Thouless and Kosterlitz made discoveries about phase transitions in two-dimensional materials. While everyone is familiar with certain phase changes — ice melting into water, for example — exotic quantum materials can exhibit different, less intuitive phase transitions, when a material’s properties suddenly shift. The pair discovered a new phase change called the Kosterlitz-Thouless transition. At low temperatures, tornado-like vortices of swirling electrons are locked together. As the temperature is raised, these vortices suddenly separate and travel independently. This type of phase transition has been seen in the lab in very thin films of superfluid helium and superconductors.

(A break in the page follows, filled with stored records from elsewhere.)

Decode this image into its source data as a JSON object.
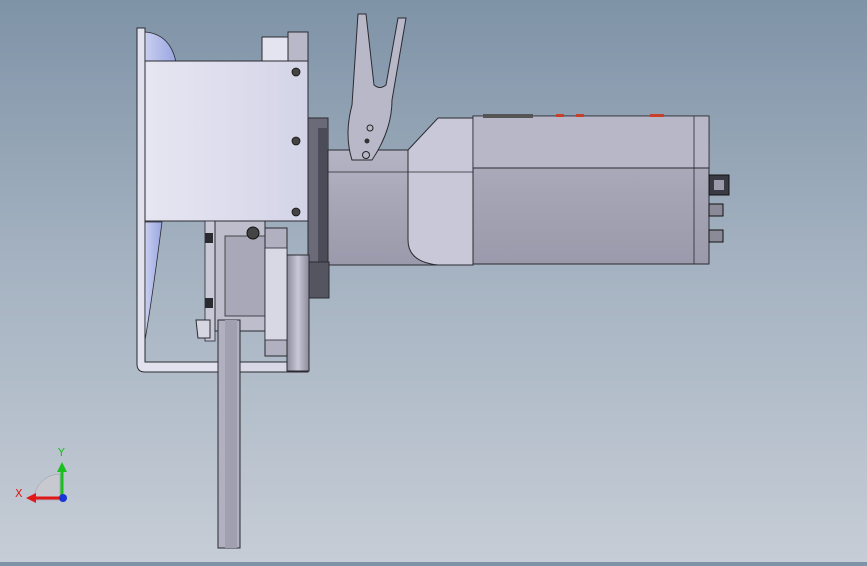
{
  "viewport": {
    "background_top": "#7f93a7",
    "background_bottom": "#c6cdd6"
  },
  "model": {
    "view": "front",
    "components": [
      "mounting-bracket",
      "side-plate",
      "housing-block",
      "fork-lever",
      "cylindrical-body",
      "motor-body",
      "connector-end",
      "flange-disk",
      "gear-block",
      "vertical-shaft"
    ]
  },
  "triad": {
    "x_label": "X",
    "y_label": "Y",
    "x_color": "#e01818",
    "y_color": "#19c01e",
    "z_color": "#1835d8"
  },
  "colors": {
    "plate": "#dcdcee",
    "body": "#a6a6b6",
    "body_light": "#c4c4d4",
    "outline": "#2a2a30",
    "dark": "#3a3a44",
    "accent_red": "#c8402a"
  }
}
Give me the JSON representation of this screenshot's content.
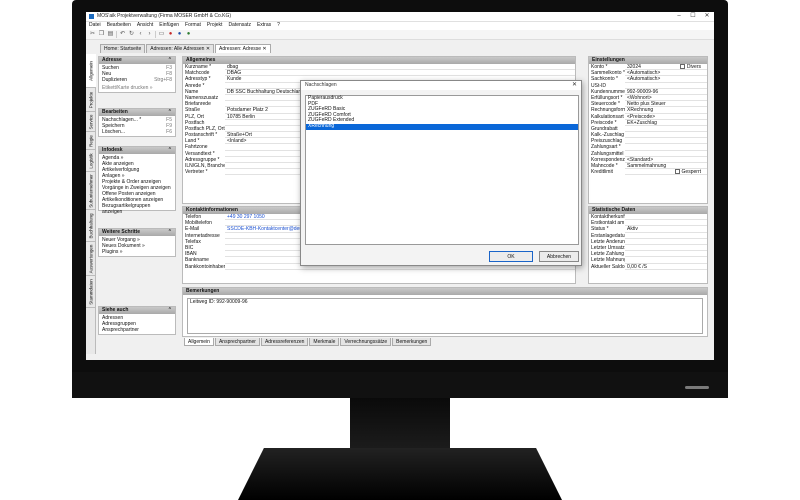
{
  "window": {
    "title": "MOS'aik Projektverwaltung (Firma MOSER GmbH & Co.KG)"
  },
  "menu": [
    "Datei",
    "Bearbeiten",
    "Ansicht",
    "Einfügen",
    "Format",
    "Projekt",
    "Datensatz",
    "Extras",
    "?"
  ],
  "tabs": [
    "Home: Startseite",
    "Adressen: Alle Adressen ✕",
    "Adressen: Adresse ✕"
  ],
  "vtabs": [
    "Allgemein",
    "Projekte",
    "Service",
    "Regie",
    "Logistik",
    "Subunternehmer",
    "Buchhaltung",
    "Auswertungen",
    "Stammdaten"
  ],
  "sidebar": {
    "adresse": {
      "title": "Adresse",
      "items": [
        [
          "Suchen",
          "F3"
        ],
        [
          "Neu",
          "F8"
        ],
        [
          "Duplizieren",
          "Strg+F8"
        ]
      ],
      "extra": "Etikett/Karte drucken »"
    },
    "bearbeiten": {
      "title": "Bearbeiten",
      "items": [
        [
          "Nachschlagen... *",
          "F5"
        ],
        [
          "Speichern",
          "F9"
        ],
        [
          "Löschen...",
          "F6"
        ]
      ]
    },
    "infodesk": {
      "title": "Infodesk",
      "items": [
        "Agenda »",
        "Akte anzeigen",
        "Artikelverfolgung",
        "Anlagen »",
        "Projekte & Order anzeigen",
        "Vorgänge in Zweigen anzeigen",
        "Offene Posten anzeigen",
        "Artikelkonditionen anzeigen",
        "Bezugsartikelgruppen anzeigen"
      ]
    },
    "weitere": {
      "title": "Weitere Schritte",
      "items": [
        "Neuer Vorgang »",
        "Neues Dokument »",
        "Plugins »"
      ]
    },
    "siehe": {
      "title": "Siehe auch",
      "items": [
        "Adressen",
        "Adressgruppen",
        "Ansprechpartner"
      ]
    }
  },
  "allgemeines": {
    "title": "Allgemeines",
    "fields": [
      [
        "Kurzname *",
        "dbag"
      ],
      [
        "Matchcode",
        "DBAG"
      ],
      [
        "Adresstyp *",
        "Kunde"
      ],
      [
        "Anrede *",
        ""
      ],
      [
        "Name",
        "DB SSC Buchhaltung Deutschland"
      ],
      [
        "Namenszusatz",
        ""
      ],
      [
        "Briefanrede",
        ""
      ],
      [
        "Straße",
        "Potsdamer Platz 2"
      ],
      [
        "PLZ, Ort",
        "10785      Berlin"
      ],
      [
        "Postfach",
        ""
      ],
      [
        "Postfach PLZ, Ort",
        ""
      ],
      [
        "Postanschrift *",
        "Straße+Ort"
      ],
      [
        "Land *",
        "<Inland>"
      ],
      [
        "Fahrtzone",
        ""
      ],
      [
        "Versandtext *",
        ""
      ],
      [
        "Adressgruppe *",
        ""
      ],
      [
        "ILN/GLN, Branche",
        ""
      ],
      [
        "Vertreter *",
        ""
      ]
    ]
  },
  "kontakt": {
    "title": "Kontaktinformationen",
    "fields": [
      [
        "Telefon",
        "+49 30 297 1050"
      ],
      [
        "Mobiltelefon",
        ""
      ],
      [
        "E-Mail",
        "SSCDE-KBH-Kontaktcenter@deutschebahn.com"
      ],
      [
        "Internetadresse",
        ""
      ],
      [
        "Telefax",
        ""
      ],
      [
        "BIC",
        ""
      ],
      [
        "IBAN",
        ""
      ],
      [
        "Bankname",
        ""
      ],
      [
        "Bankkontoinhaber",
        ""
      ]
    ]
  },
  "bemerkungen": {
    "title": "Bemerkungen",
    "text": "Leitweg ID: 992-90009-96"
  },
  "bottom_tabs": [
    "Allgemein",
    "Ansprechpartner",
    "Adressreferenzen",
    "Merkmale",
    "Verrechnungssätze",
    "Bemerkungen"
  ],
  "einstellungen": {
    "title": "Einstellungen",
    "fields": [
      [
        "Konto *",
        "32024"
      ],
      [
        "Sammelkonto *",
        "<Automatisch>"
      ],
      [
        "Sachkonto *",
        "<Automatisch>"
      ],
      [
        "USt-ID",
        ""
      ],
      [
        "Kundennummer",
        "992-90009-96"
      ],
      [
        "Erfüllungsort *",
        "<Wohnort>"
      ],
      [
        "Steuercode *",
        "Netto plus Steuer"
      ],
      [
        "Rechnungsform *",
        "XRechnung"
      ],
      [
        "Kalkulationsart *",
        "<Preiscode>"
      ],
      [
        "Preiscode *",
        "EK+Zuschlag"
      ],
      [
        "Grundrabatt",
        ""
      ],
      [
        "Kalk.-Zuschlag",
        ""
      ],
      [
        "Preiszuschlag",
        ""
      ],
      [
        "Zahlungsart *",
        ""
      ],
      [
        "Zahlungsmittel *",
        ""
      ],
      [
        "Korrespondenz *",
        "<Standard>"
      ],
      [
        "Mahncode *",
        "Sammelmahnung"
      ],
      [
        "Kreditlimit",
        ""
      ]
    ],
    "divers_label": "Divers",
    "gesperrt_label": "Gesperrt"
  },
  "statistische": {
    "title": "Statistische Daten",
    "fields": [
      [
        "Kontaktherkunft",
        ""
      ],
      [
        "Erstkontakt am *",
        ""
      ],
      [
        "Status *",
        "Aktiv"
      ],
      [
        "Erstanlagedatum",
        ""
      ],
      [
        "Letzte Änderung",
        ""
      ],
      [
        "Letzter Umsatz",
        ""
      ],
      [
        "Letzte Zahlung",
        ""
      ],
      [
        "Letzte Mahnung",
        ""
      ],
      [
        "Aktueller Saldo",
        "0,00 € /S"
      ]
    ]
  },
  "dialog": {
    "title": "Nachschlagen",
    "items": [
      "Papierausdruck",
      "PDF",
      "ZUGFeRD Basic",
      "ZUGFeRD Comfort",
      "ZUGFeRD Extended",
      "XRechnung"
    ],
    "selected_index": 5,
    "ok_label": "OK",
    "cancel_label": "Abbrechen"
  }
}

In 1983, Thouless used topology to explain a mysterious phenomenon that had been observed in the lab, known as the quantum Hall effect. This effect appears in a thin layer of electrically conductive material, under extreme cold and a high magnetic field. Under such conditions, the conductivity of the layer, rather than varying gradually, can take on only certain values, which are integer multiples of each other. As the magnetic field changes, for example, the conductivity changes, but instead of shifting gradually, it undergoes discrete jumps.
Thouless showed how this effect was related to topology. In the cinnamon bun, bagel and pretzel analogy, each object can have an integer number of holes; there’s no way to add half a hole to the object. The number of holes can’t change smoothly, but only in big leaps — just as the conductivity changes in discrete jumps in the quantum Hall effect. In 1988, Haldane showed that a similar effect can occur even in the absence of a magnetic field.
Haldane also predicted new behavior in chains of atoms. Atoms in the chain each have a quantum property known as spin, which makes them behave like tiny magnets. They line up somewhat like bar magnets with north and south poles, end-to-end. Haldane showed that a chain of an even number of atoms will behave differently than an odd-numbered chain, and will respond differently to applied magnetic fields.
The trio “laid a foundation for the way that we think about materials and matter,” says Charles Kane of the University of Pennsylvania. “From our understanding of the phenomenon of superconductivity to our understanding of the electronic structure of materials, this has profound implications.”
The work has inspired new developments in topological materials. Materials known as topological insulators carry current on their surface, but are insulators inside. Potential applications range from quantum computing to new types of computer hard drives (SN: 8/23/14, p.8), and include materials that could carry light or electrical current without being disrupted by impurities (SN: 5/18/13, p. 8). The two-dimensional sheets of carbon known as graphene exhibit topological features as well.
The research has “combined beautiful mathematical and profound physics insights and achieved unexpected results that have been confirmed by experiment,” Hansson said during the Nobel announcement. “It’s really beautiful and it’s deep.”